Greta is a 4-year-old Bernese Mountain Dog who has devoted her young life to comforting humans in need. Now, Greta needs assistance from the people around her—and luckily her community is stepping up to help.
On March 21, Greta suffered an FCE stroke (also known as a fibrocartilaginous embolism), which causes paralysis in the limbs. Before her stroke, Greta—a member of Canine Corps at Boulder Community Health— visited ICU patients and staff to lift their spirits. Greta also provided therapy to those in her community who needed it—from patients suffering medical trauma to local students looking for a calming presence during exams.
The stroke hit her pet parent, Lorri Cotton, hard. A neighbor noticed that something was wrong and thought the dog had a broken leg. "She said that she heard a yelp and found her in the yard standing with an oddly hunched back on three of her legs,” says Cotton. “She was holding one of her front paws up and she would not come on command. She soon went down to the ground and could not get up. Her eyes were glassy."
Dr. Daniel Mones, VMD, cVMA of Alpine Hospital for Animals in Boulder, Colo., treated Greta when she was brought in. Though FCE strokes are fairly uncommon, Mones notes that it tends to effect younger dogs and larger breeds. This type of stroke occurs when, "material ends up dislodging from somewhere, and gets stuck in either an artery or a vein in the spinal cord.” This plugs up the vessel and blocks blood flow in the spine, explains Mones. In Greta's case, it impacted all four of her limbs.

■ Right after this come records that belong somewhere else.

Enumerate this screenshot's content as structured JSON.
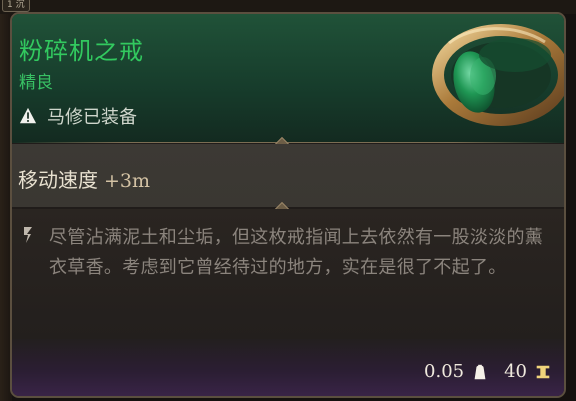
{
  "top_tab": "1 沉",
  "item": {
    "name": "粉碎机之戒",
    "rarity": "精良",
    "equipped_text": "马修已装备",
    "stat_label": "移动速度",
    "stat_value": "+3m",
    "description": "尽管沾满泥土和尘垢，但这枚戒指闻上去依然有一股淡淡的薰衣草香。考虑到它曾经待过的地方，实在是很了不起了。",
    "weight": "0.05",
    "value": "40"
  },
  "colors": {
    "title": "#32c95f",
    "rarity": "#38c164",
    "stat_value": "#d3c2a4",
    "description": "#8b847d"
  },
  "icons": {
    "warning": "warning-icon",
    "quote": "quote-icon",
    "weight": "weight-icon",
    "gold": "gold-icon"
  }
}
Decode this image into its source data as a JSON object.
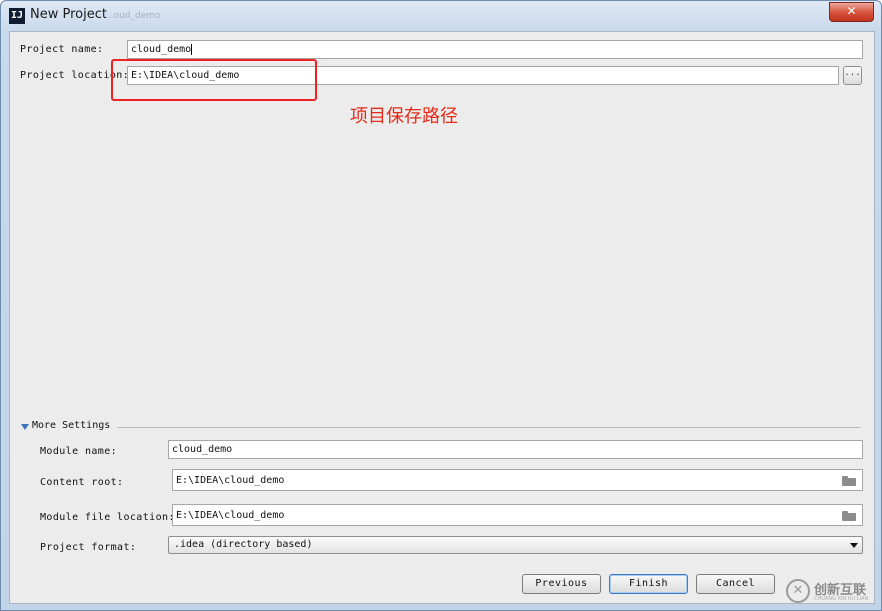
{
  "window": {
    "title": "New Project",
    "ghost_text": "...oud_demo",
    "app_icon_text": "IJ",
    "close_glyph": "✕"
  },
  "project": {
    "name_label": "Project name:",
    "name_value": "cloud_demo",
    "location_label": "Project location:",
    "location_value": "E:\\IDEA\\cloud_demo",
    "browse_label": "..."
  },
  "annotation": {
    "text": "项目保存路径",
    "color": "#e62a18"
  },
  "more_settings": {
    "label": "More Settings",
    "module_name_label": "Module name:",
    "module_name_value": "cloud_demo",
    "content_root_label": "Content root:",
    "content_root_value": "E:\\IDEA\\cloud_demo",
    "module_file_label": "Module file location:",
    "module_file_value": "E:\\IDEA\\cloud_demo",
    "format_label": "Project format:",
    "format_value": ".idea (directory based)"
  },
  "buttons": {
    "previous": "Previous",
    "finish": "Finish",
    "cancel": "Cancel"
  },
  "watermark": {
    "glyph": "✕",
    "text": "创新互联",
    "sub": "CHUANG XIN HU LIAN"
  },
  "icons": [
    "app-icon",
    "close-icon",
    "folder-icon",
    "chevron-down-icon",
    "expand-triangle-icon"
  ]
}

In Greta's case an x-ray, ultrasound, MRI and a spinal tap helped doctors determine that aggressive physical therapy was her best option. Following her stroke, Greta started on acupuncture, massages, and hyperbaric and laser treatments.
"Recovery will be a long road, as she has lost the ability to stand and walk," Cotton acknowledges. "She is unable to lift her head on her own at this point."
Cotton not only carries her dog, but helps her eat and drink (for which she uses a large plastic syringe). She is doing everything she can to assure that Greta's mood and mobility are on the right track.
While this type of stroke cannot be prevented from happening, Mones urges all pet parents to be aware of the condition and to take immediate action if they suspect something is wrong.
"It is such a traumatic thing to watch your dog go through," Cotton says, "But with patience, love and proper rehabilitation dogs can bounce back and live normal lives.”
Mones explains that treatment, when done quickly and with the proper diagnosis, will get dogs like Greta back to living a happy and healthy life. "We’re being aggressive with trying to get back her mobility, because the earlier we do that, the better chance of success we have," he says.
When she does recover, Greta has many who will be there to welcome her with open arms. "She has a large group of supporters anxiously awaiting her return," says Pat Dimond of the Boulder Community Health Center. Dimond says that a therapy dog like Greta is a "vital" part of their efforts.
The medical bills for Greta’s rehabilitation are high—over $10,000— but Cotton has received support from friends, family, and her community. Contributors have already raised over $8,000 to help support Greta’s care on her GoFundMe page.
"I love this dog with all of my heart," Cotton says. "I eagerly anticipate the day when she walks, runs, climbs mountains and travels through the front door of Boulder Community Hospital again. I believe in her and I believe it will happen."
Image via Lori Cotton